→ **Data shown**:
——

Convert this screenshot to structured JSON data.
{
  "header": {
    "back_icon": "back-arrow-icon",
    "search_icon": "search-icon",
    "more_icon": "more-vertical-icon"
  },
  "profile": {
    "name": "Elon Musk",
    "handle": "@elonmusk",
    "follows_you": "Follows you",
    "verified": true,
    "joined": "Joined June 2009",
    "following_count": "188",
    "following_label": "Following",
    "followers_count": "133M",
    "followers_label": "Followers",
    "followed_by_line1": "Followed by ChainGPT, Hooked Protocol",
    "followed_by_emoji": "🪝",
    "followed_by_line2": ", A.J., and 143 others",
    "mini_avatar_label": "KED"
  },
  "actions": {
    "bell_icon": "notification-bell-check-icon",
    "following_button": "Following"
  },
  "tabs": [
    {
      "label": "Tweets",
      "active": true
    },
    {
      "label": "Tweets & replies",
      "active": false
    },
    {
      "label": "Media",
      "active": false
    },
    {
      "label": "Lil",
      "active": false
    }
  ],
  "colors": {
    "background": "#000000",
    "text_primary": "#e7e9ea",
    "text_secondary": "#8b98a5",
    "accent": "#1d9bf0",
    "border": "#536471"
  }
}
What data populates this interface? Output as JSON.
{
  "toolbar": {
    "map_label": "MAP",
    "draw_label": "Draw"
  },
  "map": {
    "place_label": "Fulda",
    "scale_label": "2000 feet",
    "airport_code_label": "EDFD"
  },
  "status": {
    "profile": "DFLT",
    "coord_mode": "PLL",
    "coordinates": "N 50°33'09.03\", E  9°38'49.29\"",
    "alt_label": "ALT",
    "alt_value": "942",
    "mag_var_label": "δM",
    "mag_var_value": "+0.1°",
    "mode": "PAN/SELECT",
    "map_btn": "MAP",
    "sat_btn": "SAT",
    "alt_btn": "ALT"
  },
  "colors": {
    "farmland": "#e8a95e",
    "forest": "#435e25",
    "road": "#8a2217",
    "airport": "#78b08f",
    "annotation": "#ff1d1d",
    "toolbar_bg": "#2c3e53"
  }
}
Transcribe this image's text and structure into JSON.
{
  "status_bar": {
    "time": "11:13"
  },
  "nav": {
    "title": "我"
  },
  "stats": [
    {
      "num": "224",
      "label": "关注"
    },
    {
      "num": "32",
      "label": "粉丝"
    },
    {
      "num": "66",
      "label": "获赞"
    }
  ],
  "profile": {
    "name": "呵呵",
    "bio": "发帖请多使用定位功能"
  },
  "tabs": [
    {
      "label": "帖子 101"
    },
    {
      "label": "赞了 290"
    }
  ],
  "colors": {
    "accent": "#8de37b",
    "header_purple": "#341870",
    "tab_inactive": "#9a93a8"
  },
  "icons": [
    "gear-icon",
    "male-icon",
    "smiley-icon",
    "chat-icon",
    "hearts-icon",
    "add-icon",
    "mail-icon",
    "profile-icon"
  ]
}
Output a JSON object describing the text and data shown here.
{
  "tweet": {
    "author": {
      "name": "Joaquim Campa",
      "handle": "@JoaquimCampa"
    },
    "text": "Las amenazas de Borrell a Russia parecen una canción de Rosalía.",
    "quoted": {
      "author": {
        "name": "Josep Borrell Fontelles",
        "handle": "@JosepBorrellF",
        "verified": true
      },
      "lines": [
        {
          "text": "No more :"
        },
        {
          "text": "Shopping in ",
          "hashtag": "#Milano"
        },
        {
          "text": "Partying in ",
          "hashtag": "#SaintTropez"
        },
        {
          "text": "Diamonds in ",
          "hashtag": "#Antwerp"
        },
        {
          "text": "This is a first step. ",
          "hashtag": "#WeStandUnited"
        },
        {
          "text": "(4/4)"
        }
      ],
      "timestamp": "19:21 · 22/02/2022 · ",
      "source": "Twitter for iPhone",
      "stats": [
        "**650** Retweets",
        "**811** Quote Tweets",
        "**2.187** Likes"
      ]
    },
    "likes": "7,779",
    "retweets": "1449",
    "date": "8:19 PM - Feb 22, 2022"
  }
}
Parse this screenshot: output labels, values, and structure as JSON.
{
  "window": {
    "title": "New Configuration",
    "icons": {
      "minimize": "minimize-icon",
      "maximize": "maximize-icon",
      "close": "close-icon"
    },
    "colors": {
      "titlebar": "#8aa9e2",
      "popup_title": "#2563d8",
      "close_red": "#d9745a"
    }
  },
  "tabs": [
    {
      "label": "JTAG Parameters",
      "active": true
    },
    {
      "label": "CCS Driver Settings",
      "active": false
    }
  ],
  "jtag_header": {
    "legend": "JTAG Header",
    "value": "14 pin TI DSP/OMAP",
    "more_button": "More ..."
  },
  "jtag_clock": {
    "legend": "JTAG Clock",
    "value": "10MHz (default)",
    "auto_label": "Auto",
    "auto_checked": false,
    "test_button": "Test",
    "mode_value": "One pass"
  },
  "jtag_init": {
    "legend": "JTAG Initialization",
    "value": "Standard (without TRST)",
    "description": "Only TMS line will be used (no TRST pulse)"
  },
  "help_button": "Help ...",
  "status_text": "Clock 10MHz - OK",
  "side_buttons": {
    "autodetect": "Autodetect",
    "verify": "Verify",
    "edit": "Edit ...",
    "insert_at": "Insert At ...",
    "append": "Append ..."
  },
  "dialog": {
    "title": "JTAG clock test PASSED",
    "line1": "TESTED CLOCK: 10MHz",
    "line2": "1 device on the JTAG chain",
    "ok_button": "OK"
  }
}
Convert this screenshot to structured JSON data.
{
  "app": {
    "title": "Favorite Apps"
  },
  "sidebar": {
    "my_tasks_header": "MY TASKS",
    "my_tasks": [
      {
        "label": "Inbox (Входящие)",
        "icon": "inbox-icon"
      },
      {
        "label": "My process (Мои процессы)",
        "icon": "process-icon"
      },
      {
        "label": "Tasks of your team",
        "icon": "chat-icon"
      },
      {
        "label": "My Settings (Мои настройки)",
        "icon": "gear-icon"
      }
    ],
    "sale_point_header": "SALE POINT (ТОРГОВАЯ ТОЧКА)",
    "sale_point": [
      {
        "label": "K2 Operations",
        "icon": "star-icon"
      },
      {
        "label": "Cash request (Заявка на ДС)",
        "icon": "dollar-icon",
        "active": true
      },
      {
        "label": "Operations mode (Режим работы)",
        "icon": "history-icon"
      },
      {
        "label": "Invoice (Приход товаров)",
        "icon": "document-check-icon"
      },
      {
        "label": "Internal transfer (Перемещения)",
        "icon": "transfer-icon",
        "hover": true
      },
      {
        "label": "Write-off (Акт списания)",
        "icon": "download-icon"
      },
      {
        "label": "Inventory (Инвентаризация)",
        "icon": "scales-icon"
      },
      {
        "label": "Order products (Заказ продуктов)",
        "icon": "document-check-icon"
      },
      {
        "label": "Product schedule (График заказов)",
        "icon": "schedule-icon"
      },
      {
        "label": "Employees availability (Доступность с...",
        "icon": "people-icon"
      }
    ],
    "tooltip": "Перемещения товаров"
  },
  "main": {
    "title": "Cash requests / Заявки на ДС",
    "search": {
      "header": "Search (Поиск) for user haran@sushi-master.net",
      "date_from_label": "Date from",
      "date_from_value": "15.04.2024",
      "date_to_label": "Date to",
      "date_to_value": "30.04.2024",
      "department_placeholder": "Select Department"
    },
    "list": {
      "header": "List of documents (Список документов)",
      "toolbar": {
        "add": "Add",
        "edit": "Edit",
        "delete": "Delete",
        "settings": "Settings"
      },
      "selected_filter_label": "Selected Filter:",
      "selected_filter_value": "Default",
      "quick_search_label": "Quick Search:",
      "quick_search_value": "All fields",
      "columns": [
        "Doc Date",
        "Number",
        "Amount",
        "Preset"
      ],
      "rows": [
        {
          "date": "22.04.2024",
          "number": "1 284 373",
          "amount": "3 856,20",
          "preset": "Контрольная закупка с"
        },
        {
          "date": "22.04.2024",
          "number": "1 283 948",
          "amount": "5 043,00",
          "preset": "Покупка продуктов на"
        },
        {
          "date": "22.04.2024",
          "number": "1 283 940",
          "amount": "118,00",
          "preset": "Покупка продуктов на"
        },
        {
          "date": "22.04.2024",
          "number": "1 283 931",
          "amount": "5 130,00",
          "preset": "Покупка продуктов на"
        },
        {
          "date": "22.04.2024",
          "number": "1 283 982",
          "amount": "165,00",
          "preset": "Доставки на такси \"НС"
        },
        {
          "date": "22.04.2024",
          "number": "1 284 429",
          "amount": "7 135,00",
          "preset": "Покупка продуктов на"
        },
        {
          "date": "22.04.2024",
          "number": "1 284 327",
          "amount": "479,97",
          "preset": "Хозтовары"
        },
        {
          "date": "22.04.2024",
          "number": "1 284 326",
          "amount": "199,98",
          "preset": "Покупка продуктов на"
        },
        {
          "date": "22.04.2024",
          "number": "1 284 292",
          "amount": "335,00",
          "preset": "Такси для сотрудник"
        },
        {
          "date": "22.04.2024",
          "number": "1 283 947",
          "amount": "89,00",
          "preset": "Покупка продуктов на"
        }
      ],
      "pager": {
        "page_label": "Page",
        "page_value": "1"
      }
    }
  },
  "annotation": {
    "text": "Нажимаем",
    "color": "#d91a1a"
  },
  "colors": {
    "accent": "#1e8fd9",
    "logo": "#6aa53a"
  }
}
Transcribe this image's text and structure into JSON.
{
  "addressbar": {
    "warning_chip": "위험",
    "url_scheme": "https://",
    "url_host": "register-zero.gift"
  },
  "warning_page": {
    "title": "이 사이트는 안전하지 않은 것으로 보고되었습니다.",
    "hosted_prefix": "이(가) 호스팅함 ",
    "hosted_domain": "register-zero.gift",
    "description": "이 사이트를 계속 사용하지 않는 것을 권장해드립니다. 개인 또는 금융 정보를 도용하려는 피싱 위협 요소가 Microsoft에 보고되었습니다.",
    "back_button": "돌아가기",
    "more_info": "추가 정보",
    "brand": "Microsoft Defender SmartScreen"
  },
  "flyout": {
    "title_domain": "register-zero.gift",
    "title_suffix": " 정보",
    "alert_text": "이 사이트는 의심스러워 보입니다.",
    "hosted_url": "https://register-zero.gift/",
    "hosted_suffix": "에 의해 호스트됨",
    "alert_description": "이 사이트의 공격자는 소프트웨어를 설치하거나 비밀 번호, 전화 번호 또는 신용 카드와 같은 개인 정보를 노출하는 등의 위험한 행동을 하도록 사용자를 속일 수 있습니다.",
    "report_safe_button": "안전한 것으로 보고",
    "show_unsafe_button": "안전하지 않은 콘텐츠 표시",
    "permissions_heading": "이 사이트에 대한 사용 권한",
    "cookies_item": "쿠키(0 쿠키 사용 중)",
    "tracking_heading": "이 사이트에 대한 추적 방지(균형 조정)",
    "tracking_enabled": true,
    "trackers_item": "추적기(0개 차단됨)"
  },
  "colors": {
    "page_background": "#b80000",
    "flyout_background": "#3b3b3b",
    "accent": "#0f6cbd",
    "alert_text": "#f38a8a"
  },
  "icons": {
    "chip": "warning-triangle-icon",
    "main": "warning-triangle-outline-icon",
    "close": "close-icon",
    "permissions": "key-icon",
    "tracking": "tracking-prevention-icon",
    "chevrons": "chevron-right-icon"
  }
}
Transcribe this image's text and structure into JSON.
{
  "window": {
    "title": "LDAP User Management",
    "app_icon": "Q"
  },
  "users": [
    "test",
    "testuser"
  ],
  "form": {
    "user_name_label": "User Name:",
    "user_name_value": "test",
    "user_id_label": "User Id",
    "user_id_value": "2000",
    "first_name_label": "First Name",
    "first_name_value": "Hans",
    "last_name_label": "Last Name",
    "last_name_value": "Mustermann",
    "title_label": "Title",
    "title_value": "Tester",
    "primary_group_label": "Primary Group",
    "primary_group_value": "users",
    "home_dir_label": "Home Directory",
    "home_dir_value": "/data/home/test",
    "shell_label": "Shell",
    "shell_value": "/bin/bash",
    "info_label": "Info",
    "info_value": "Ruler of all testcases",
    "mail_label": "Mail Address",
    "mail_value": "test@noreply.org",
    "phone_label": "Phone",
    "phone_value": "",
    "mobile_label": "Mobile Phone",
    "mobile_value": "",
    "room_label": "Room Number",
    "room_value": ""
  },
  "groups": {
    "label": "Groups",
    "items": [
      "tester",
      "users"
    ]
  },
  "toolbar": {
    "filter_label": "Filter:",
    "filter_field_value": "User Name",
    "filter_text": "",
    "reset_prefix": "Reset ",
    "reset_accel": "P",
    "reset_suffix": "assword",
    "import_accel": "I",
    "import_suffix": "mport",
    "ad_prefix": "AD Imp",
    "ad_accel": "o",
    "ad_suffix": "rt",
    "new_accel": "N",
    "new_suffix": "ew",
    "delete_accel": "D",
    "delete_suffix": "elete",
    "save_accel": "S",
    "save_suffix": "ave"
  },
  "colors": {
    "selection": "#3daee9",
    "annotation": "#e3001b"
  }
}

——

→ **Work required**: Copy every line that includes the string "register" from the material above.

→ **Output of the exercise**:
    "url_host": "register-zero.gift"
    "hosted_domain": "register-zero.gift",
    "title_domain": "register-zero.gift",
    "hosted_url": "https://register-zero.gift/",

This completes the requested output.